What's missing from the book are stats for major NPCs listed in the Legends section and in the full scenario (level and archetype are given, so a GM could stat them up on his own, but I really would have preferred someone else to do this). Also, the organization of the text is rather odd. It jumps right into to describing the people of legend without much context, and follows this up with descriptions of the kingdoms (which really should have come first). The text could also use some help contextualizing everything - giving the GM advice on how to fit these various bits together. It could have used another edit with an eye to making the material more accessible to tyros like myself.
Overall, this is a useful addition to the line, and I think it would be a valuable tool for anyone who plans to run a FotN campaign. You don't need this book, but you'll get something out of it if you're a fan of the system and setting. The book might also be useful to people who want to set up a game in any system using legendary characters because it gives you personalities, plot seeds, items of myth, and some great lifepath tables that could be used with any system.
One final word - although this book is big, and seems really long for a companion at 420 pages, the text is 12 point and only occupies a small part of most pages, which allows you to enjoy the illustrations that adorn each page.
Score: 3 out of 5. This supplement us useful and fun, but not necessary.

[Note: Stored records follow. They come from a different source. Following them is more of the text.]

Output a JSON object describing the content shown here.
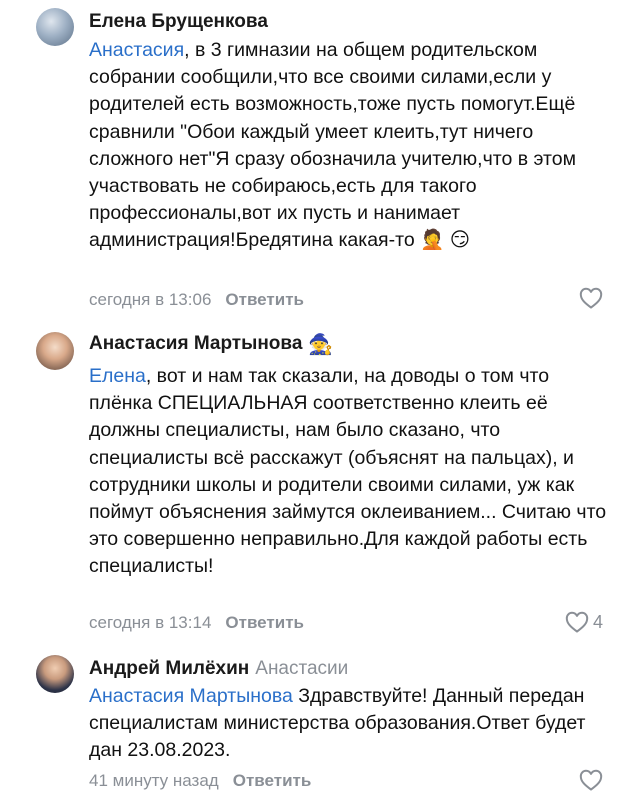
{
  "comments": [
    {
      "author": "Елена Брущенкова",
      "author_emoji": "",
      "reply_to": "",
      "mention": "Анастасия",
      "text": ", в 3 гимназии на общем родительском собрании сообщили,что все своими силами,если у родителей есть возможность,тоже пусть помогут.Ещё сравнили \"Обои каждый умеет клеить,тут ничего сложного нет\"Я сразу обозначила учителю,что в этом участвовать не собираюсь,есть для такого профессионалы,вот их пусть и нанимает администрация!Бредятина какая-то 🤦 😏",
      "time": "сегодня в 13:06",
      "reply_label": "Ответить",
      "likes": ""
    },
    {
      "author": "Анастасия Мартынова",
      "author_emoji": "🧙",
      "reply_to": "",
      "mention": "Елена",
      "text": ", вот и нам так сказали, на доводы о том что плёнка СПЕЦИАЛЬНАЯ соответственно клеить её должны специалисты, нам было сказано, что специалисты всё расскажут (объяснят на пальцах), и сотрудники школы и родители своими силами, уж как поймут объяснения займутся оклеиванием... Считаю что это совершенно неправильно.Для каждой работы есть специалисты!",
      "time": "сегодня в 13:14",
      "reply_label": "Ответить",
      "likes": "4"
    },
    {
      "author": "Андрей Милёхин",
      "author_emoji": "",
      "reply_to": "Анастасии",
      "mention": "Анастасия Мартынова",
      "text": " Здравствуйте! Данный передан специалистам министерства образования.Ответ будет дан 23.08.2023.",
      "time": "41 минуту назад",
      "reply_label": "Ответить",
      "likes": ""
    }
  ],
  "colors": {
    "mention": "#2a6fc9",
    "secondary": "#8a8f96",
    "text": "#111111"
  },
  "icons": {
    "like": "heart-outline-icon"
  }
}
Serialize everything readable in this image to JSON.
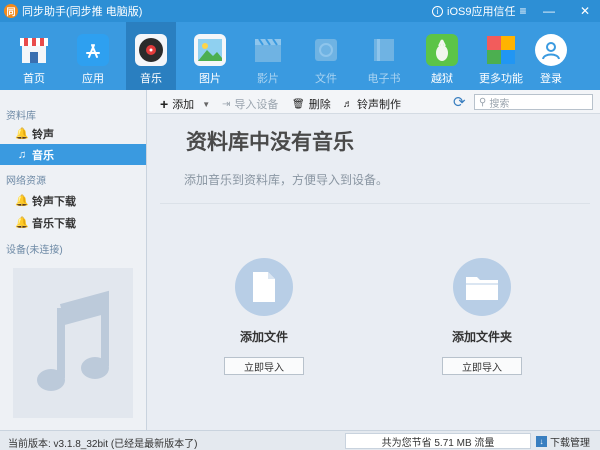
{
  "window": {
    "title": "同步助手(同步推 电脑版)",
    "ios_trust": "iOS9应用信任",
    "logo_char": "同"
  },
  "toolbar": {
    "items": [
      {
        "label": "首页",
        "icon": "store-icon"
      },
      {
        "label": "应用",
        "icon": "app-store-icon"
      },
      {
        "label": "音乐",
        "icon": "music-disc-icon"
      },
      {
        "label": "图片",
        "icon": "picture-icon"
      },
      {
        "label": "影片",
        "icon": "film-icon"
      },
      {
        "label": "文件",
        "icon": "file-icon"
      },
      {
        "label": "电子书",
        "icon": "book-icon"
      },
      {
        "label": "越狱",
        "icon": "pineapple-icon"
      },
      {
        "label": "更多功能",
        "icon": "more-grid-icon"
      },
      {
        "label": "登录",
        "icon": "user-icon"
      }
    ]
  },
  "sidebar": {
    "library_header": "资料库",
    "ringtone": "铃声",
    "music": "音乐",
    "online_header": "网络资源",
    "ringtone_download": "铃声下载",
    "music_download": "音乐下载",
    "device_header": "设备(未连接)"
  },
  "actions": {
    "add": "添加",
    "import_device": "导入设备",
    "delete": "删除",
    "ringtone_make": "铃声制作",
    "search_placeholder": "搜索"
  },
  "main": {
    "title": "资料库中没有音乐",
    "subtitle": "添加音乐到资料库，方便导入到设备。",
    "add_file": "添加文件",
    "add_folder": "添加文件夹",
    "import_now": "立即导入"
  },
  "status": {
    "version": "当前版本: v3.1.8_32bit    (已经是最新版本了)",
    "traffic": "共为您节省  5.71 MB 流量",
    "download_manager": "下载管理"
  },
  "colors": {
    "titlebar": "#2d8fd5",
    "toolbar": "#3a9ae0",
    "active_tab": "#2a7fc0",
    "accent": "#3a9ae0"
  }
}
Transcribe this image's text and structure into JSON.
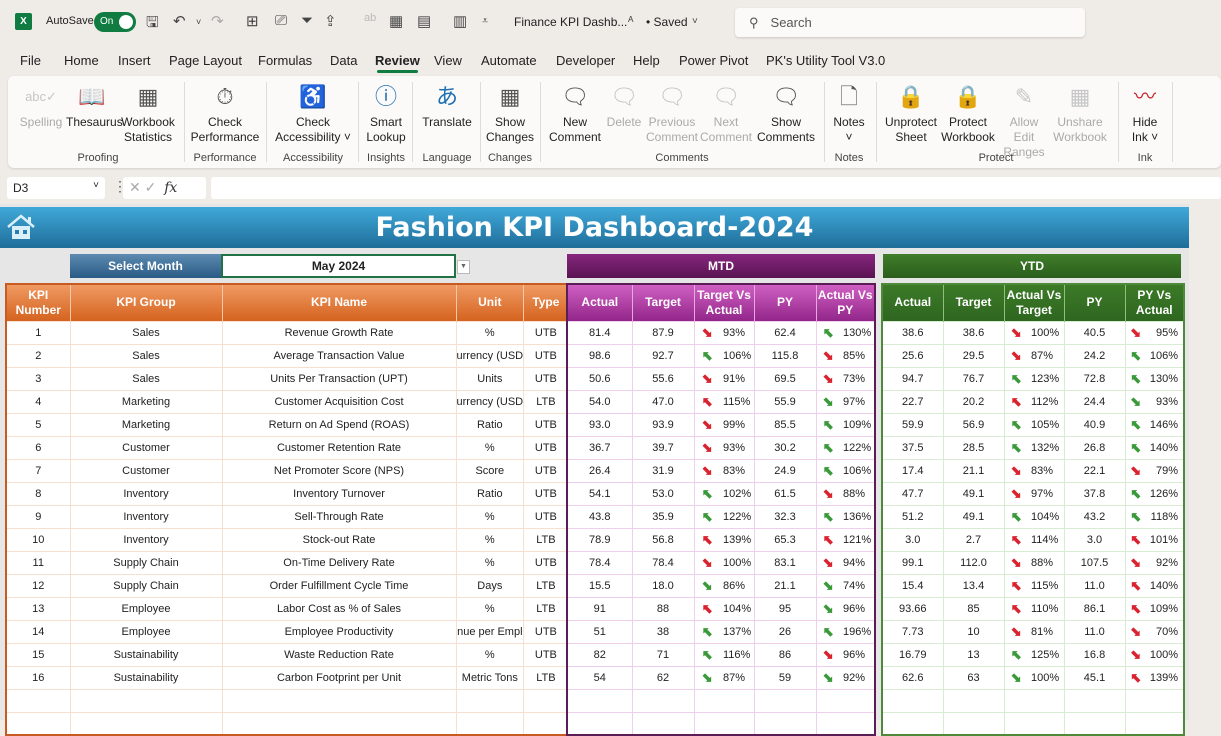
{
  "titlebar": {
    "autosave_label": "AutoSave",
    "autosave_state": "On",
    "document_title": "Finance KPI Dashb...",
    "saved_status": "• Saved",
    "search_placeholder": "Search"
  },
  "menu": {
    "tabs": [
      "File",
      "Home",
      "Insert",
      "Page Layout",
      "Formulas",
      "Data",
      "Review",
      "View",
      "Automate",
      "Developer",
      "Help",
      "Power Pivot",
      "PK's Utility Tool V3.0"
    ],
    "active": "Review"
  },
  "ribbon": {
    "buttons": [
      {
        "label": "Spelling",
        "icon": "spelling-icon",
        "disabled": true
      },
      {
        "label": "Thesaurus",
        "icon": "thesaurus-icon",
        "disabled": false
      },
      {
        "label": "Workbook Statistics",
        "icon": "workbook-statistics-icon",
        "disabled": false
      },
      {
        "label": "Check Performance",
        "icon": "check-performance-icon",
        "disabled": false
      },
      {
        "label": "Check Accessibility ˅",
        "icon": "check-accessibility-icon",
        "disabled": false
      },
      {
        "label": "Smart Lookup",
        "icon": "smart-lookup-icon",
        "disabled": false
      },
      {
        "label": "Translate",
        "icon": "translate-icon",
        "disabled": false
      },
      {
        "label": "Show Changes",
        "icon": "show-changes-icon",
        "disabled": false
      },
      {
        "label": "New Comment",
        "icon": "new-comment-icon",
        "disabled": false
      },
      {
        "label": "Delete",
        "icon": "delete-comment-icon",
        "disabled": true
      },
      {
        "label": "Previous Comment",
        "icon": "previous-comment-icon",
        "disabled": true
      },
      {
        "label": "Next Comment",
        "icon": "next-comment-icon",
        "disabled": true
      },
      {
        "label": "Show Comments",
        "icon": "show-comments-icon",
        "disabled": false
      },
      {
        "label": "Notes ˅",
        "icon": "notes-icon",
        "disabled": false
      },
      {
        "label": "Unprotect Sheet",
        "icon": "unprotect-sheet-icon",
        "disabled": false
      },
      {
        "label": "Protect Workbook",
        "icon": "protect-workbook-icon",
        "disabled": false
      },
      {
        "label": "Allow Edit Ranges",
        "icon": "allow-edit-ranges-icon",
        "disabled": true
      },
      {
        "label": "Unshare Workbook",
        "icon": "unshare-workbook-icon",
        "disabled": true
      },
      {
        "label": "Hide Ink ˅",
        "icon": "hide-ink-icon",
        "disabled": false
      }
    ],
    "groups": [
      "Proofing",
      "Performance",
      "Accessibility",
      "Insights",
      "Language",
      "Changes",
      "Comments",
      "Notes",
      "Protect",
      "Ink"
    ]
  },
  "formula_bar": {
    "name_box": "D3",
    "formula": ""
  },
  "dashboard": {
    "title": "Fashion KPI Dashboard-2024",
    "select_month_label": "Select Month",
    "selected_month": "May 2024",
    "mtd_label": "MTD",
    "ytd_label": "YTD",
    "colors": {
      "up_good": "#3a9a3a",
      "bad": "#d9232e",
      "banner": "#2a88bd",
      "mtd": "#7a1f70",
      "ytd": "#356e22",
      "kpi_header": "#e2783c"
    },
    "kpi_headers": [
      "KPI Number",
      "KPI Group",
      "KPI Name",
      "Unit",
      "Type"
    ],
    "mtd_headers": [
      "Actual",
      "Target",
      "Target Vs Actual",
      "PY",
      "Actual Vs PY"
    ],
    "ytd_headers": [
      "Actual",
      "Target",
      "Actual Vs Target",
      "PY",
      "PY Vs Actual"
    ],
    "rows": [
      {
        "num": "1",
        "group": "Sales",
        "name": "Revenue Growth Rate",
        "unit": "%",
        "type": "UTB",
        "mtd": {
          "actual": "81.4",
          "target": "87.9",
          "tva_dir": "down",
          "tva_color": "red",
          "tva": "93%",
          "py": "62.4",
          "avp_dir": "up",
          "avp_color": "green",
          "avp": "130%"
        },
        "ytd": {
          "actual": "38.6",
          "target": "38.6",
          "avt_dir": "down",
          "avt_color": "red",
          "avt": "100%",
          "py": "40.5",
          "pva_dir": "down",
          "pva_color": "red",
          "pva": "95%"
        }
      },
      {
        "num": "2",
        "group": "Sales",
        "name": "Average Transaction Value",
        "unit": "urrency (USD",
        "type": "UTB",
        "mtd": {
          "actual": "98.6",
          "target": "92.7",
          "tva_dir": "up",
          "tva_color": "green",
          "tva": "106%",
          "py": "115.8",
          "avp_dir": "down",
          "avp_color": "red",
          "avp": "85%"
        },
        "ytd": {
          "actual": "25.6",
          "target": "29.5",
          "avt_dir": "down",
          "avt_color": "red",
          "avt": "87%",
          "py": "24.2",
          "pva_dir": "up",
          "pva_color": "green",
          "pva": "106%"
        }
      },
      {
        "num": "3",
        "group": "Sales",
        "name": "Units Per Transaction (UPT)",
        "unit": "Units",
        "type": "UTB",
        "mtd": {
          "actual": "50.6",
          "target": "55.6",
          "tva_dir": "down",
          "tva_color": "red",
          "tva": "91%",
          "py": "69.5",
          "avp_dir": "down",
          "avp_color": "red",
          "avp": "73%"
        },
        "ytd": {
          "actual": "94.7",
          "target": "76.7",
          "avt_dir": "up",
          "avt_color": "green",
          "avt": "123%",
          "py": "72.8",
          "pva_dir": "up",
          "pva_color": "green",
          "pva": "130%"
        }
      },
      {
        "num": "4",
        "group": "Marketing",
        "name": "Customer Acquisition Cost",
        "unit": "urrency (USD",
        "type": "LTB",
        "mtd": {
          "actual": "54.0",
          "target": "47.0",
          "tva_dir": "up",
          "tva_color": "red",
          "tva": "115%",
          "py": "55.9",
          "avp_dir": "down",
          "avp_color": "green",
          "avp": "97%"
        },
        "ytd": {
          "actual": "22.7",
          "target": "20.2",
          "avt_dir": "up",
          "avt_color": "red",
          "avt": "112%",
          "py": "24.4",
          "pva_dir": "down",
          "pva_color": "green",
          "pva": "93%"
        }
      },
      {
        "num": "5",
        "group": "Marketing",
        "name": "Return on Ad Spend (ROAS)",
        "unit": "Ratio",
        "type": "UTB",
        "mtd": {
          "actual": "93.0",
          "target": "93.9",
          "tva_dir": "down",
          "tva_color": "red",
          "tva": "99%",
          "py": "85.5",
          "avp_dir": "up",
          "avp_color": "green",
          "avp": "109%"
        },
        "ytd": {
          "actual": "59.9",
          "target": "56.9",
          "avt_dir": "up",
          "avt_color": "green",
          "avt": "105%",
          "py": "40.9",
          "pva_dir": "up",
          "pva_color": "green",
          "pva": "146%"
        }
      },
      {
        "num": "6",
        "group": "Customer",
        "name": "Customer Retention Rate",
        "unit": "%",
        "type": "UTB",
        "mtd": {
          "actual": "36.7",
          "target": "39.7",
          "tva_dir": "down",
          "tva_color": "red",
          "tva": "93%",
          "py": "30.2",
          "avp_dir": "up",
          "avp_color": "green",
          "avp": "122%"
        },
        "ytd": {
          "actual": "37.5",
          "target": "28.5",
          "avt_dir": "up",
          "avt_color": "green",
          "avt": "132%",
          "py": "26.8",
          "pva_dir": "up",
          "pva_color": "green",
          "pva": "140%"
        }
      },
      {
        "num": "7",
        "group": "Customer",
        "name": "Net Promoter Score (NPS)",
        "unit": "Score",
        "type": "UTB",
        "mtd": {
          "actual": "26.4",
          "target": "31.9",
          "tva_dir": "down",
          "tva_color": "red",
          "tva": "83%",
          "py": "24.9",
          "avp_dir": "up",
          "avp_color": "green",
          "avp": "106%"
        },
        "ytd": {
          "actual": "17.4",
          "target": "21.1",
          "avt_dir": "down",
          "avt_color": "red",
          "avt": "83%",
          "py": "22.1",
          "pva_dir": "down",
          "pva_color": "red",
          "pva": "79%"
        }
      },
      {
        "num": "8",
        "group": "Inventory",
        "name": "Inventory Turnover",
        "unit": "Ratio",
        "type": "UTB",
        "mtd": {
          "actual": "54.1",
          "target": "53.0",
          "tva_dir": "up",
          "tva_color": "green",
          "tva": "102%",
          "py": "61.5",
          "avp_dir": "down",
          "avp_color": "red",
          "avp": "88%"
        },
        "ytd": {
          "actual": "47.7",
          "target": "49.1",
          "avt_dir": "down",
          "avt_color": "red",
          "avt": "97%",
          "py": "37.8",
          "pva_dir": "up",
          "pva_color": "green",
          "pva": "126%"
        }
      },
      {
        "num": "9",
        "group": "Inventory",
        "name": "Sell-Through Rate",
        "unit": "%",
        "type": "UTB",
        "mtd": {
          "actual": "43.8",
          "target": "35.9",
          "tva_dir": "up",
          "tva_color": "green",
          "tva": "122%",
          "py": "32.3",
          "avp_dir": "up",
          "avp_color": "green",
          "avp": "136%"
        },
        "ytd": {
          "actual": "51.2",
          "target": "49.1",
          "avt_dir": "up",
          "avt_color": "green",
          "avt": "104%",
          "py": "43.2",
          "pva_dir": "up",
          "pva_color": "green",
          "pva": "118%"
        }
      },
      {
        "num": "10",
        "group": "Inventory",
        "name": "Stock-out Rate",
        "unit": "%",
        "type": "LTB",
        "mtd": {
          "actual": "78.9",
          "target": "56.8",
          "tva_dir": "up",
          "tva_color": "red",
          "tva": "139%",
          "py": "65.3",
          "avp_dir": "up",
          "avp_color": "red",
          "avp": "121%"
        },
        "ytd": {
          "actual": "3.0",
          "target": "2.7",
          "avt_dir": "up",
          "avt_color": "red",
          "avt": "114%",
          "py": "3.0",
          "pva_dir": "up",
          "pva_color": "red",
          "pva": "101%"
        }
      },
      {
        "num": "11",
        "group": "Supply Chain",
        "name": "On-Time Delivery Rate",
        "unit": "%",
        "type": "UTB",
        "mtd": {
          "actual": "78.4",
          "target": "78.4",
          "tva_dir": "down",
          "tva_color": "red",
          "tva": "100%",
          "py": "83.1",
          "avp_dir": "down",
          "avp_color": "red",
          "avp": "94%"
        },
        "ytd": {
          "actual": "99.1",
          "target": "112.0",
          "avt_dir": "down",
          "avt_color": "red",
          "avt": "88%",
          "py": "107.5",
          "pva_dir": "down",
          "pva_color": "red",
          "pva": "92%"
        }
      },
      {
        "num": "12",
        "group": "Supply Chain",
        "name": "Order Fulfillment Cycle Time",
        "unit": "Days",
        "type": "LTB",
        "mtd": {
          "actual": "15.5",
          "target": "18.0",
          "tva_dir": "down",
          "tva_color": "green",
          "tva": "86%",
          "py": "21.1",
          "avp_dir": "down",
          "avp_color": "green",
          "avp": "74%"
        },
        "ytd": {
          "actual": "15.4",
          "target": "13.4",
          "avt_dir": "up",
          "avt_color": "red",
          "avt": "115%",
          "py": "11.0",
          "pva_dir": "up",
          "pva_color": "red",
          "pva": "140%"
        }
      },
      {
        "num": "13",
        "group": "Employee",
        "name": "Labor Cost as % of Sales",
        "unit": "%",
        "type": "LTB",
        "mtd": {
          "actual": "91",
          "target": "88",
          "tva_dir": "up",
          "tva_color": "red",
          "tva": "104%",
          "py": "95",
          "avp_dir": "down",
          "avp_color": "green",
          "avp": "96%"
        },
        "ytd": {
          "actual": "93.66",
          "target": "85",
          "avt_dir": "up",
          "avt_color": "red",
          "avt": "110%",
          "py": "86.1",
          "pva_dir": "up",
          "pva_color": "red",
          "pva": "109%"
        }
      },
      {
        "num": "14",
        "group": "Employee",
        "name": "Employee Productivity",
        "unit": "nue per Empl",
        "type": "UTB",
        "mtd": {
          "actual": "51",
          "target": "38",
          "tva_dir": "up",
          "tva_color": "green",
          "tva": "137%",
          "py": "26",
          "avp_dir": "up",
          "avp_color": "green",
          "avp": "196%"
        },
        "ytd": {
          "actual": "7.73",
          "target": "10",
          "avt_dir": "down",
          "avt_color": "red",
          "avt": "81%",
          "py": "11.0",
          "pva_dir": "down",
          "pva_color": "red",
          "pva": "70%"
        }
      },
      {
        "num": "15",
        "group": "Sustainability",
        "name": "Waste Reduction Rate",
        "unit": "%",
        "type": "UTB",
        "mtd": {
          "actual": "82",
          "target": "71",
          "tva_dir": "up",
          "tva_color": "green",
          "tva": "116%",
          "py": "86",
          "avp_dir": "down",
          "avp_color": "red",
          "avp": "96%"
        },
        "ytd": {
          "actual": "16.79",
          "target": "13",
          "avt_dir": "up",
          "avt_color": "green",
          "avt": "125%",
          "py": "16.8",
          "pva_dir": "down",
          "pva_color": "red",
          "pva": "100%"
        }
      },
      {
        "num": "16",
        "group": "Sustainability",
        "name": "Carbon Footprint per Unit",
        "unit": "Metric Tons",
        "type": "LTB",
        "mtd": {
          "actual": "54",
          "target": "62",
          "tva_dir": "down",
          "tva_color": "green",
          "tva": "87%",
          "py": "59",
          "avp_dir": "down",
          "avp_color": "green",
          "avp": "92%"
        },
        "ytd": {
          "actual": "62.6",
          "target": "63",
          "avt_dir": "down",
          "avt_color": "green",
          "avt": "100%",
          "py": "45.1",
          "pva_dir": "up",
          "pva_color": "red",
          "pva": "139%"
        }
      }
    ]
  }
}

Also somewhat disorganized and some elements are lacking in context. Another edit would have helped.